8.)  You can drop everything and go on adventures. An amazing freedom comes with homeschooling!  Like last week when we thought we'd run up north mid-week for a couple of days to see the fall colors. No traffic, no lines, just freedom. Freedom and life learning. There's a lot to learn wherever you go- history, math, geography, it's what you make it!

Hey, let's go up north and see the fall color. Ok, bye!

9.)  If you want socialization for your kid, don't worry, just become a homeschooler.
I feel like it might be THE quintessential homeschool skeptic's question: "but HOW will they be properly socialized!!?"

Ok, let me tell you how - by playdates with old school friends and kids in the neighborhood. Through art classes and gym classes and chess class and one of the MANY homeschool-coops out there! Through Boy Scouts and Girl Scouts and study groups and get-togethers with other homeschool friends. Through the CONSTANT field trips being offered with the FOURTEEN LOCAL HOMESCHOOL GROUPS THAT WE ARE MEMBERS OF. You guys, the opportunities are endless. Noah actually has more opportunity to socialize with kids of all ages in more varied settings than ever before! There's a homeschool theater group, every sport you could imagine, every interest covered including STEM groups, art groups, writing groups, and social get togethers.

Not a week goes by without an open playdate invite or three+  educational/social field trips that are organized across our metro area. We can't wait for next week when we are going to a Tween Homeschoolers Halloween get-together and potluck! There's also homeschooler's week coming up at Sea Life, an amazing aquarium nearby, where tickets for homeschoolers are on a deep discount and there aren't any mid-week lines. :)

Oh and let us not forget Noah's online friends from all over the world. They DO count too. I firmly believe that. Through online classes and even dare I say, "Minecraft servers," Noah has forged real friendships. One former online classmate's Mom and I even became online friends too! The world is a different place than it was when I was a kid.

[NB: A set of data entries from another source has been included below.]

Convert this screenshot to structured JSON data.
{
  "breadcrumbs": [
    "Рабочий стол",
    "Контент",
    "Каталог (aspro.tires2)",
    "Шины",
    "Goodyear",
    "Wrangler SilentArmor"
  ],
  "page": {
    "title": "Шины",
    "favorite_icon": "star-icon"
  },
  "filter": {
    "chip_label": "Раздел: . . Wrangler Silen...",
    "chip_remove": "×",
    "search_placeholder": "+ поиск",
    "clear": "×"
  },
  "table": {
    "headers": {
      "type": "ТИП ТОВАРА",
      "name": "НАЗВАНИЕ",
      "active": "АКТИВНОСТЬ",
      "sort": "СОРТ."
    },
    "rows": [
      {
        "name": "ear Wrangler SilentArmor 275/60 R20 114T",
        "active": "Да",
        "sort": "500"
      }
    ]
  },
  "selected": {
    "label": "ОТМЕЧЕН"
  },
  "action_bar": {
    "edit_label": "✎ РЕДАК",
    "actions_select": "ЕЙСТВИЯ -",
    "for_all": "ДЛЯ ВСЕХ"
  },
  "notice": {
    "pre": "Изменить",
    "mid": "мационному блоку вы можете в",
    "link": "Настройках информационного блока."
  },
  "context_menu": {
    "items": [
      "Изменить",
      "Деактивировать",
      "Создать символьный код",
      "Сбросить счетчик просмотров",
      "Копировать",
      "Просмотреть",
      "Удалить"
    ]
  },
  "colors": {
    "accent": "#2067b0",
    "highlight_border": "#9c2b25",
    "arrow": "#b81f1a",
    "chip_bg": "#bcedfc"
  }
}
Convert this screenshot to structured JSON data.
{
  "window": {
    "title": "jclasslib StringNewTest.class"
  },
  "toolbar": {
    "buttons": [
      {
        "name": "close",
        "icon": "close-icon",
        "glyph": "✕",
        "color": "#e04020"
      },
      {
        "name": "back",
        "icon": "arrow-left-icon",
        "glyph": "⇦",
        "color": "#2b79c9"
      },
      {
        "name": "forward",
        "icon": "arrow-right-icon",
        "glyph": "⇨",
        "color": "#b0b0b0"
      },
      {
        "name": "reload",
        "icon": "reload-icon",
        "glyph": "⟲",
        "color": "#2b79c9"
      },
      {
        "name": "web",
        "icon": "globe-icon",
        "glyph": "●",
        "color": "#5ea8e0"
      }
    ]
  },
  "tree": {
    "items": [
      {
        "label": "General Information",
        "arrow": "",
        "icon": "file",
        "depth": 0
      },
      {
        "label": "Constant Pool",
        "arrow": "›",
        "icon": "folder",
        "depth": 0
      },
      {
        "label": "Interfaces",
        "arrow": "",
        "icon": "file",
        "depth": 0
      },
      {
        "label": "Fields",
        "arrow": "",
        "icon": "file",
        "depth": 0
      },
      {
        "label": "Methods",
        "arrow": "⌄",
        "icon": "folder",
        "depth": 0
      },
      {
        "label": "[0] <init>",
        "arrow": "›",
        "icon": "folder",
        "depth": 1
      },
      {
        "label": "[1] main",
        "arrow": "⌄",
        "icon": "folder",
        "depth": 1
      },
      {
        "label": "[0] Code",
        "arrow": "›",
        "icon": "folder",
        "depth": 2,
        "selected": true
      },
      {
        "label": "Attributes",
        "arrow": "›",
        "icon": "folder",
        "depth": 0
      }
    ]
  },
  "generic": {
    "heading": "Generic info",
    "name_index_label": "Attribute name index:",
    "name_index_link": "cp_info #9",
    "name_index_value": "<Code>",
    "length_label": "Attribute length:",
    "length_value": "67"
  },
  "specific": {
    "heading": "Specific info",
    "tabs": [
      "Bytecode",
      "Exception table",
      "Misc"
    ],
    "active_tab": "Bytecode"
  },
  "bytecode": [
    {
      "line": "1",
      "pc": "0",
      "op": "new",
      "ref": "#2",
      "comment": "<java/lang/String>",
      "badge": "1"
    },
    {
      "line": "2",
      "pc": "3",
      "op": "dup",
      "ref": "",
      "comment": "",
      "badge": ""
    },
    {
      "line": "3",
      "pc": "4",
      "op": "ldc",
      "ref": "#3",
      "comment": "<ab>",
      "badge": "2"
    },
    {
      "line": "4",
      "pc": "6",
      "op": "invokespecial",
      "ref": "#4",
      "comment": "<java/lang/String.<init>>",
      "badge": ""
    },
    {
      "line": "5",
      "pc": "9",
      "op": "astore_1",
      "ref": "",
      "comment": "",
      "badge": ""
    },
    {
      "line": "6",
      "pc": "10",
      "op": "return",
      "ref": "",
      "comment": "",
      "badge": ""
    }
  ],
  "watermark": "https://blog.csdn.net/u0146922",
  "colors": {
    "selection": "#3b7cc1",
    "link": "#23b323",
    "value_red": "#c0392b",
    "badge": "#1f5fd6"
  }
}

If my child is in a group online learning and solving problems, chatting and sharing with a new friend, who's to say that's not socializing or real friendship.

10.) Homeschool has taught me to find your tribe and you'll never be alone. I thought, in the very early days, that I would never find any parents who understood what we were really going through. I felt as though nobody could understand the stress and intensity that a family shoulders with a child who has anxiety and true school refusal. No one who could relate to the despair and the confusion, the embarrassment and the loneliness. Then- I joined the Facebook group: "Homeschooling Parents of ADHD Kids Support Group," and the "Secular Homeschoolers of Gifted Twice Exceptional Kids Group," and the "Homeschooling Kids with OCD and Anxiety" group, and the "Gifted Unschoolers," and the "Unschoolers Who Love Pokemon, " etc....etc....etc..... and before I knew it, I met a VILLAGE OF FAMILIES WHO HAD CHILDREN JUST LIKE MINE. :)

Yep. They were there all along and I didn't even know it. One of my favorite, favorite, favorite new pages is Tilt Parenting: The Revolution for Parents Raising Differently-Wired Kids. I love their Facebook page too, and the podcast. So much support and encouragement.

And there you have it! 10 Crazy, Life Changing Things that Homeschooling Has Taught Me. 
Of course I have my days where I have doubt, where I shake my head wondering what happened to the life that I was used to have. There are occasional nights that I lay awake worrying about college or 6th grade math, but they seem to be getting farther and farther in-between.

Beyond the ten things that homeschooling has taught me, I 've also learned that without a doubt, I am so incredibly grateful that life has given us this adventure, and I wouldn't change it for the world.

Until next time, go out and learn something because you love it!!!!
Lauren :)